--- THE INPUT ---

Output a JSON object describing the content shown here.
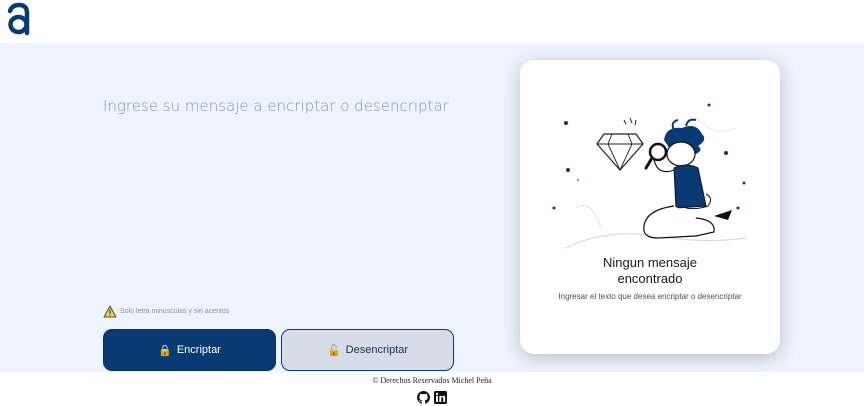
{
  "app": {
    "logo_letter": "a",
    "brand_color": "#0a3a74"
  },
  "editor": {
    "placeholder": "Ingrese su mensaje a encriptar o desencriptar",
    "hint": "Solo letra minusculas y sin acentos"
  },
  "buttons": {
    "encrypt_label": "Encriptar",
    "decrypt_label": "Desencriptar",
    "encrypt_icon": "lock-icon",
    "decrypt_icon": "unlock-icon"
  },
  "result": {
    "title_line1": "Ningun mensaje",
    "title_line2": "encontrado",
    "subtitle": "Ingresar el texto que desea encriptar o desencriptar",
    "illustration": "person-with-magnifier-illustration"
  },
  "footer": {
    "copyright": "© Derechos Reservados Michel Peña",
    "social_icons": [
      "github-icon",
      "linkedin-icon"
    ]
  }
}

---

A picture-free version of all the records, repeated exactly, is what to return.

Output a JSON object describing the content shown here.
{
  "app": {
    "logo_letter": "a",
    "brand_color": "#0a3a74"
  },
  "editor": {
    "placeholder": "Ingrese su mensaje a encriptar o desencriptar",
    "hint": "Solo letra minusculas y sin acentos"
  },
  "buttons": {
    "encrypt_label": "Encriptar",
    "decrypt_label": "Desencriptar",
    "encrypt_icon": "lock-icon",
    "decrypt_icon": "unlock-icon"
  },
  "result": {
    "title_line1": "Ningun mensaje",
    "title_line2": "encontrado",
    "subtitle": "Ingresar el texto que desea encriptar o desencriptar",
    "illustration": "person-with-magnifier-illustration"
  },
  "footer": {
    "copyright": "© Derechos Reservados Michel Peña",
    "social_icons": [
      "github-icon",
      "linkedin-icon"
    ]
  }
}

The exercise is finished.